Set down all of the data again, character for character.
=======
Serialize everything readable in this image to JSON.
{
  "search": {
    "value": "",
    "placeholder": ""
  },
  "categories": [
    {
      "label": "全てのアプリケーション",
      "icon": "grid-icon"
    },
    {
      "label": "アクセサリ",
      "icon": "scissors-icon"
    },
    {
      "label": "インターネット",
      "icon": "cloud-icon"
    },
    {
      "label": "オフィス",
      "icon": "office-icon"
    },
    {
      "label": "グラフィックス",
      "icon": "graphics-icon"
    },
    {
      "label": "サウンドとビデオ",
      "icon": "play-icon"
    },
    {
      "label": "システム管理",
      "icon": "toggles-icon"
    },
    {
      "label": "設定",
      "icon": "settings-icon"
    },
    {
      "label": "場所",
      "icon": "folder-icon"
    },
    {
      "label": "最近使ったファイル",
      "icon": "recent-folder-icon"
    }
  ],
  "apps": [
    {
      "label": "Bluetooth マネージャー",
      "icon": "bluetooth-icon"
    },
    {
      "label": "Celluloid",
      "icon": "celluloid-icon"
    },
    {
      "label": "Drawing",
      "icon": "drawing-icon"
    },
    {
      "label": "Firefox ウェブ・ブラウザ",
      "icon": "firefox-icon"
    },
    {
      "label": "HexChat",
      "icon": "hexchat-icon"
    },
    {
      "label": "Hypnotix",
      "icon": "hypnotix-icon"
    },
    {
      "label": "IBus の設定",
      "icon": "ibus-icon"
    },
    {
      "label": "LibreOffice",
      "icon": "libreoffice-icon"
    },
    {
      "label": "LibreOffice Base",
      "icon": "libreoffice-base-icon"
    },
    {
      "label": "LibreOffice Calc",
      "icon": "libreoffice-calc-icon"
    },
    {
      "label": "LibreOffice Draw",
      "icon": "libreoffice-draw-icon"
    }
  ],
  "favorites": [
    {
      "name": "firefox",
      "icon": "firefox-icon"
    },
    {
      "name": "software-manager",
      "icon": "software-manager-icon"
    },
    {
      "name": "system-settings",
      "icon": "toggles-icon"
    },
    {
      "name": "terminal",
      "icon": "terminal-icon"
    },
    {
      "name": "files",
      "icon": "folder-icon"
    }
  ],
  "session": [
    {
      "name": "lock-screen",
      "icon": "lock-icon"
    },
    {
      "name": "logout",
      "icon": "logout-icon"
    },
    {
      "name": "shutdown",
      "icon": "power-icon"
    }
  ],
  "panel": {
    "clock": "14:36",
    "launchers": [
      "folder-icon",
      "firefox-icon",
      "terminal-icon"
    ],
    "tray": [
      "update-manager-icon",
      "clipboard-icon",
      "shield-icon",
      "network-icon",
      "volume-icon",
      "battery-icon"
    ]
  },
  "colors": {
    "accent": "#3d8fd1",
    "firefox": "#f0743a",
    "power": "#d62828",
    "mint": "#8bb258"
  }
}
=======
# PROBLEM SOLUTION
Serialize everything readable in this image to JSON.
{
  "search": {
    "value": "",
    "placeholder": ""
  },
  "categories": [
    {
      "label": "全てのアプリケーション",
      "icon": "grid-icon"
    },
    {
      "label": "アクセサリ",
      "icon": "scissors-icon"
    },
    {
      "label": "インターネット",
      "icon": "cloud-icon"
    },
    {
      "label": "オフィス",
      "icon": "office-icon"
    },
    {
      "label": "グラフィックス",
      "icon": "graphics-icon"
    },
    {
      "label": "サウンドとビデオ",
      "icon": "play-icon"
    },
    {
      "label": "システム管理",
      "icon": "toggles-icon"
    },
    {
      "label": "設定",
      "icon": "settings-icon"
    },
    {
      "label": "場所",
      "icon": "folder-icon"
    },
    {
      "label": "最近使ったファイル",
      "icon": "recent-folder-icon"
    }
  ],
  "apps": [
    {
      "label": "Bluetooth マネージャー",
      "icon": "bluetooth-icon"
    },
    {
      "label": "Celluloid",
      "icon": "celluloid-icon"
    },
    {
      "label": "Drawing",
      "icon": "drawing-icon"
    },
    {
      "label": "Firefox ウェブ・ブラウザ",
      "icon": "firefox-icon"
    },
    {
      "label": "HexChat",
      "icon": "hexchat-icon"
    },
    {
      "label": "Hypnotix",
      "icon": "hypnotix-icon"
    },
    {
      "label": "IBus の設定",
      "icon": "ibus-icon"
    },
    {
      "label": "LibreOffice",
      "icon": "libreoffice-icon"
    },
    {
      "label": "LibreOffice Base",
      "icon": "libreoffice-base-icon"
    },
    {
      "label": "LibreOffice Calc",
      "icon": "libreoffice-calc-icon"
    },
    {
      "label": "LibreOffice Draw",
      "icon": "libreoffice-draw-icon"
    }
  ],
  "favorites": [
    {
      "name": "firefox",
      "icon": "firefox-icon"
    },
    {
      "name": "software-manager",
      "icon": "software-manager-icon"
    },
    {
      "name": "system-settings",
      "icon": "toggles-icon"
    },
    {
      "name": "terminal",
      "icon": "terminal-icon"
    },
    {
      "name": "files",
      "icon": "folder-icon"
    }
  ],
  "session": [
    {
      "name": "lock-screen",
      "icon": "lock-icon"
    },
    {
      "name": "logout",
      "icon": "logout-icon"
    },
    {
      "name": "shutdown",
      "icon": "power-icon"
    }
  ],
  "panel": {
    "clock": "14:36",
    "launchers": [
      "folder-icon",
      "firefox-icon",
      "terminal-icon"
    ],
    "tray": [
      "update-manager-icon",
      "clipboard-icon",
      "shield-icon",
      "network-icon",
      "volume-icon",
      "battery-icon"
    ]
  },
  "colors": {
    "accent": "#3d8fd1",
    "firefox": "#f0743a",
    "power": "#d62828",
    "mint": "#8bb258"
  }
}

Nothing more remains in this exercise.